→ **Available data**
--------------------------------
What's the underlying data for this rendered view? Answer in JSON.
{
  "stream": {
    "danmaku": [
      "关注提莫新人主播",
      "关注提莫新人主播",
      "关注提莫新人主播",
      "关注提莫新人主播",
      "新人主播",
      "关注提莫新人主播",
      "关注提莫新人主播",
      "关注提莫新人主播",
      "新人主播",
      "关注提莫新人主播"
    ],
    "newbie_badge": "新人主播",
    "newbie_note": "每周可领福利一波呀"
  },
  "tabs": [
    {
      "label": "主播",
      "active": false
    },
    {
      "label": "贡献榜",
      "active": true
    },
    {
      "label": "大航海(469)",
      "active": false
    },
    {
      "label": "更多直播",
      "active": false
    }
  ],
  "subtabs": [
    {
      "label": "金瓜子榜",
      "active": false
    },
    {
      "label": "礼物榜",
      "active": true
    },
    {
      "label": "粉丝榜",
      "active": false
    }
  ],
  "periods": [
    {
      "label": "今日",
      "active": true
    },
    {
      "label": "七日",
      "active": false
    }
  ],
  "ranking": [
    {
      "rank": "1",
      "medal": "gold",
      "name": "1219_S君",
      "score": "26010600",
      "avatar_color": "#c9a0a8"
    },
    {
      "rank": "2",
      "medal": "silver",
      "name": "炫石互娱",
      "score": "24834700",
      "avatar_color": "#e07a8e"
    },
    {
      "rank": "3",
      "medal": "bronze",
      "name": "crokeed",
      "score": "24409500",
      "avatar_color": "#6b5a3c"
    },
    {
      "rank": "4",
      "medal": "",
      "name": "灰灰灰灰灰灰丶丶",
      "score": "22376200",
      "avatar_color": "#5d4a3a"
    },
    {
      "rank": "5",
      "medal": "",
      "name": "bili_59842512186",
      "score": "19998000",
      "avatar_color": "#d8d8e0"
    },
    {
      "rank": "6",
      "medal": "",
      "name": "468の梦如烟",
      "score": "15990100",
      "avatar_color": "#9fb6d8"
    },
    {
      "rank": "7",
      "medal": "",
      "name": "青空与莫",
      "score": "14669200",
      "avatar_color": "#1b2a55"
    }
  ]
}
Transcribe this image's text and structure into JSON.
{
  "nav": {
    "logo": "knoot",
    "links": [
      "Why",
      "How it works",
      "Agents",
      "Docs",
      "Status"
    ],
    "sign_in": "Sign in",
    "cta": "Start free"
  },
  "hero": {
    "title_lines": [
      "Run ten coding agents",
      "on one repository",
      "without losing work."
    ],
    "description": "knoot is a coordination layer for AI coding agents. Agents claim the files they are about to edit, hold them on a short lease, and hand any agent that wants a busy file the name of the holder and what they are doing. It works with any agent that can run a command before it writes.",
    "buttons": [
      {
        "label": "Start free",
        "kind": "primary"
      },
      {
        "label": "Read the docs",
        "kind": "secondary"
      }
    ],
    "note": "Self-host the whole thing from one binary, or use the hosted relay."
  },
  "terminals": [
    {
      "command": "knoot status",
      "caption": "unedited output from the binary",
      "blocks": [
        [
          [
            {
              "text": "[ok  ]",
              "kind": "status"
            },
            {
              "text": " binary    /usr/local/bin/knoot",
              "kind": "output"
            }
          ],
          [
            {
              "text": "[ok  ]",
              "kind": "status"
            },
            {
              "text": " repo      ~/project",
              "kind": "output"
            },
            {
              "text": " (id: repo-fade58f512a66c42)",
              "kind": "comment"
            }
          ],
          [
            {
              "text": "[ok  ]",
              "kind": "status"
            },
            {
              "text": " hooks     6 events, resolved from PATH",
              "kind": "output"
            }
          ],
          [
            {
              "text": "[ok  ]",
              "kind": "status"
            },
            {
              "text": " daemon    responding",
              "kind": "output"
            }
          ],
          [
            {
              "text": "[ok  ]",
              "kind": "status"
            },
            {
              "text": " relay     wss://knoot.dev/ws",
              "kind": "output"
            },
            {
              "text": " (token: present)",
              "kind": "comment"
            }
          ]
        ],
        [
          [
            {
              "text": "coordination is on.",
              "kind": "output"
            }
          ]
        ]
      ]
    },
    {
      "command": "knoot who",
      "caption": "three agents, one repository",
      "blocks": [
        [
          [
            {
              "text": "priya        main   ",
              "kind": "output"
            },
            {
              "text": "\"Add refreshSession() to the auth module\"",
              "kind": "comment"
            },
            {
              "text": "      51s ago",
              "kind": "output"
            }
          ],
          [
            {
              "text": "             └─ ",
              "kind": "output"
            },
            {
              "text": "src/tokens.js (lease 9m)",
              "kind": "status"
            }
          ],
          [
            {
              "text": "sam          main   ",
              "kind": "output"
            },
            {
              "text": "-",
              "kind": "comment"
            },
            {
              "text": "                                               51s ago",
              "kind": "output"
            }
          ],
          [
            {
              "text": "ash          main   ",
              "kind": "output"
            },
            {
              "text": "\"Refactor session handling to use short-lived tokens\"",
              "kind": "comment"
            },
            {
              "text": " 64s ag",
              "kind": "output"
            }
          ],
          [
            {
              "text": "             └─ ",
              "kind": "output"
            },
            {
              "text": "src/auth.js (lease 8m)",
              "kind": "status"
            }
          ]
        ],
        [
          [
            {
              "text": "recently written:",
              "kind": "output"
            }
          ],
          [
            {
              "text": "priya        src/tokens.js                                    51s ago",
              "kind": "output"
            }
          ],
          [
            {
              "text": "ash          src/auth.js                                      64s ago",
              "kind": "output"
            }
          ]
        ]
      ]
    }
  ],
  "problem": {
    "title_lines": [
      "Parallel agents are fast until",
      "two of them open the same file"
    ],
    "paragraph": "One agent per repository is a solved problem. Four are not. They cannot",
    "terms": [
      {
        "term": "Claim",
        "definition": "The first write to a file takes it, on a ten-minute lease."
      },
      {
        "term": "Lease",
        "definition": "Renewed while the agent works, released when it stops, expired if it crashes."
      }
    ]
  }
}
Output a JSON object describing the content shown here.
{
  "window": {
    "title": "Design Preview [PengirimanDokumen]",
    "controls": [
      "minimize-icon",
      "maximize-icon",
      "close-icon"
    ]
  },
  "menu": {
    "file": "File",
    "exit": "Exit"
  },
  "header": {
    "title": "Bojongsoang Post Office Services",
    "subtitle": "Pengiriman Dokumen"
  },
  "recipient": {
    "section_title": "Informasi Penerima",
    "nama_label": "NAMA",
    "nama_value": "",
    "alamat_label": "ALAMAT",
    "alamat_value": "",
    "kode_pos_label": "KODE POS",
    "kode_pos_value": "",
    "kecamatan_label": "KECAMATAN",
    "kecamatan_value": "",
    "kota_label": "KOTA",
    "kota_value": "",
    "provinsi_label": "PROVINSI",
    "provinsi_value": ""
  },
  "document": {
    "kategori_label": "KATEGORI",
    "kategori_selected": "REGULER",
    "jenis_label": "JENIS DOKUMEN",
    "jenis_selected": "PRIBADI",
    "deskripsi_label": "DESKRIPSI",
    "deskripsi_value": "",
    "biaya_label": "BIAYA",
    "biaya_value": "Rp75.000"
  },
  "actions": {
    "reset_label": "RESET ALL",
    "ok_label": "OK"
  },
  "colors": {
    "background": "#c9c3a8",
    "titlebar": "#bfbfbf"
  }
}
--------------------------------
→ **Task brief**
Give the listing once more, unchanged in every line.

→ **Expected answer**
What's the underlying data for this rendered view? Answer in JSON.
{
  "stream": {
    "danmaku": [
      "关注提莫新人主播",
      "关注提莫新人主播",
      "关注提莫新人主播",
      "关注提莫新人主播",
      "新人主播",
      "关注提莫新人主播",
      "关注提莫新人主播",
      "关注提莫新人主播",
      "新人主播",
      "关注提莫新人主播"
    ],
    "newbie_badge": "新人主播",
    "newbie_note": "每周可领福利一波呀"
  },
  "tabs": [
    {
      "label": "主播",
      "active": false
    },
    {
      "label": "贡献榜",
      "active": true
    },
    {
      "label": "大航海(469)",
      "active": false
    },
    {
      "label": "更多直播",
      "active": false
    }
  ],
  "subtabs": [
    {
      "label": "金瓜子榜",
      "active": false
    },
    {
      "label": "礼物榜",
      "active": true
    },
    {
      "label": "粉丝榜",
      "active": false
    }
  ],
  "periods": [
    {
      "label": "今日",
      "active": true
    },
    {
      "label": "七日",
      "active": false
    }
  ],
  "ranking": [
    {
      "rank": "1",
      "medal": "gold",
      "name": "1219_S君",
      "score": "26010600",
      "avatar_color": "#c9a0a8"
    },
    {
      "rank": "2",
      "medal": "silver",
      "name": "炫石互娱",
      "score": "24834700",
      "avatar_color": "#e07a8e"
    },
    {
      "rank": "3",
      "medal": "bronze",
      "name": "crokeed",
      "score": "24409500",
      "avatar_color": "#6b5a3c"
    },
    {
      "rank": "4",
      "medal": "",
      "name": "灰灰灰灰灰灰丶丶",
      "score": "22376200",
      "avatar_color": "#5d4a3a"
    },
    {
      "rank": "5",
      "medal": "",
      "name": "bili_59842512186",
      "score": "19998000",
      "avatar_color": "#d8d8e0"
    },
    {
      "rank": "6",
      "medal": "",
      "name": "468の梦如烟",
      "score": "15990100",
      "avatar_color": "#9fb6d8"
    },
    {
      "rank": "7",
      "medal": "",
      "name": "青空与莫",
      "score": "14669200",
      "avatar_color": "#1b2a55"
    }
  ]
}
Transcribe this image's text and structure into JSON.
{
  "nav": {
    "logo": "knoot",
    "links": [
      "Why",
      "How it works",
      "Agents",
      "Docs",
      "Status"
    ],
    "sign_in": "Sign in",
    "cta": "Start free"
  },
  "hero": {
    "title_lines": [
      "Run ten coding agents",
      "on one repository",
      "without losing work."
    ],
    "description": "knoot is a coordination layer for AI coding agents. Agents claim the files they are about to edit, hold them on a short lease, and hand any agent that wants a busy file the name of the holder and what they are doing. It works with any agent that can run a command before it writes.",
    "buttons": [
      {
        "label": "Start free",
        "kind": "primary"
      },
      {
        "label": "Read the docs",
        "kind": "secondary"
      }
    ],
    "note": "Self-host the whole thing from one binary, or use the hosted relay."
  },
  "terminals": [
    {
      "command": "knoot status",
      "caption": "unedited output from the binary",
      "blocks": [
        [
          [
            {
              "text": "[ok  ]",
              "kind": "status"
            },
            {
              "text": " binary    /usr/local/bin/knoot",
              "kind": "output"
            }
          ],
          [
            {
              "text": "[ok  ]",
              "kind": "status"
            },
            {
              "text": " repo      ~/project",
              "kind": "output"
            },
            {
              "text": " (id: repo-fade58f512a66c42)",
              "kind": "comment"
            }
          ],
          [
            {
              "text": "[ok  ]",
              "kind": "status"
            },
            {
              "text": " hooks     6 events, resolved from PATH",
              "kind": "output"
            }
          ],
          [
            {
              "text": "[ok  ]",
              "kind": "status"
            },
            {
              "text": " daemon    responding",
              "kind": "output"
            }
          ],
          [
            {
              "text": "[ok  ]",
              "kind": "status"
            },
            {
              "text": " relay     wss://knoot.dev/ws",
              "kind": "output"
            },
            {
              "text": " (token: present)",
              "kind": "comment"
            }
          ]
        ],
        [
          [
            {
              "text": "coordination is on.",
              "kind": "output"
            }
          ]
        ]
      ]
    },
    {
      "command": "knoot who",
      "caption": "three agents, one repository",
      "blocks": [
        [
          [
            {
              "text": "priya        main   ",
              "kind": "output"
            },
            {
              "text": "\"Add refreshSession() to the auth module\"",
              "kind": "comment"
            },
            {
              "text": "      51s ago",
              "kind": "output"
            }
          ],
          [
            {
              "text": "             └─ ",
              "kind": "output"
            },
            {
              "text": "src/tokens.js (lease 9m)",
              "kind": "status"
            }
          ],
          [
            {
              "text": "sam          main   ",
              "kind": "output"
            },
            {
              "text": "-",
              "kind": "comment"
            },
            {
              "text": "                                               51s ago",
              "kind": "output"
            }
          ],
          [
            {
              "text": "ash          main   ",
              "kind": "output"
            },
            {
              "text": "\"Refactor session handling to use short-lived tokens\"",
              "kind": "comment"
            },
            {
              "text": " 64s ag",
              "kind": "output"
            }
          ],
          [
            {
              "text": "             └─ ",
              "kind": "output"
            },
            {
              "text": "src/auth.js (lease 8m)",
              "kind": "status"
            }
          ]
        ],
        [
          [
            {
              "text": "recently written:",
              "kind": "output"
            }
          ],
          [
            {
              "text": "priya        src/tokens.js                                    51s ago",
              "kind": "output"
            }
          ],
          [
            {
              "text": "ash          src/auth.js                                      64s ago",
              "kind": "output"
            }
          ]
        ]
      ]
    }
  ],
  "problem": {
    "title_lines": [
      "Parallel agents are fast until",
      "two of them open the same file"
    ],
    "paragraph": "One agent per repository is a solved problem. Four are not. They cannot",
    "terms": [
      {
        "term": "Claim",
        "definition": "The first write to a file takes it, on a ten-minute lease."
      },
      {
        "term": "Lease",
        "definition": "Renewed while the agent works, released when it stops, expired if it crashes."
      }
    ]
  }
}
Output a JSON object describing the content shown here.
{
  "window": {
    "title": "Design Preview [PengirimanDokumen]",
    "controls": [
      "minimize-icon",
      "maximize-icon",
      "close-icon"
    ]
  },
  "menu": {
    "file": "File",
    "exit": "Exit"
  },
  "header": {
    "title": "Bojongsoang Post Office Services",
    "subtitle": "Pengiriman Dokumen"
  },
  "recipient": {
    "section_title": "Informasi Penerima",
    "nama_label": "NAMA",
    "nama_value": "",
    "alamat_label": "ALAMAT",
    "alamat_value": "",
    "kode_pos_label": "KODE POS",
    "kode_pos_value": "",
    "kecamatan_label": "KECAMATAN",
    "kecamatan_value": "",
    "kota_label": "KOTA",
    "kota_value": "",
    "provinsi_label": "PROVINSI",
    "provinsi_value": ""
  },
  "document": {
    "kategori_label": "KATEGORI",
    "kategori_selected": "REGULER",
    "jenis_label": "JENIS DOKUMEN",
    "jenis_selected": "PRIBADI",
    "deskripsi_label": "DESKRIPSI",
    "deskripsi_value": "",
    "biaya_label": "BIAYA",
    "biaya_value": "Rp75.000"
  },
  "actions": {
    "reset_label": "RESET ALL",
    "ok_label": "OK"
  },
  "colors": {
    "background": "#c9c3a8",
    "titlebar": "#bfbfbf"
  }
}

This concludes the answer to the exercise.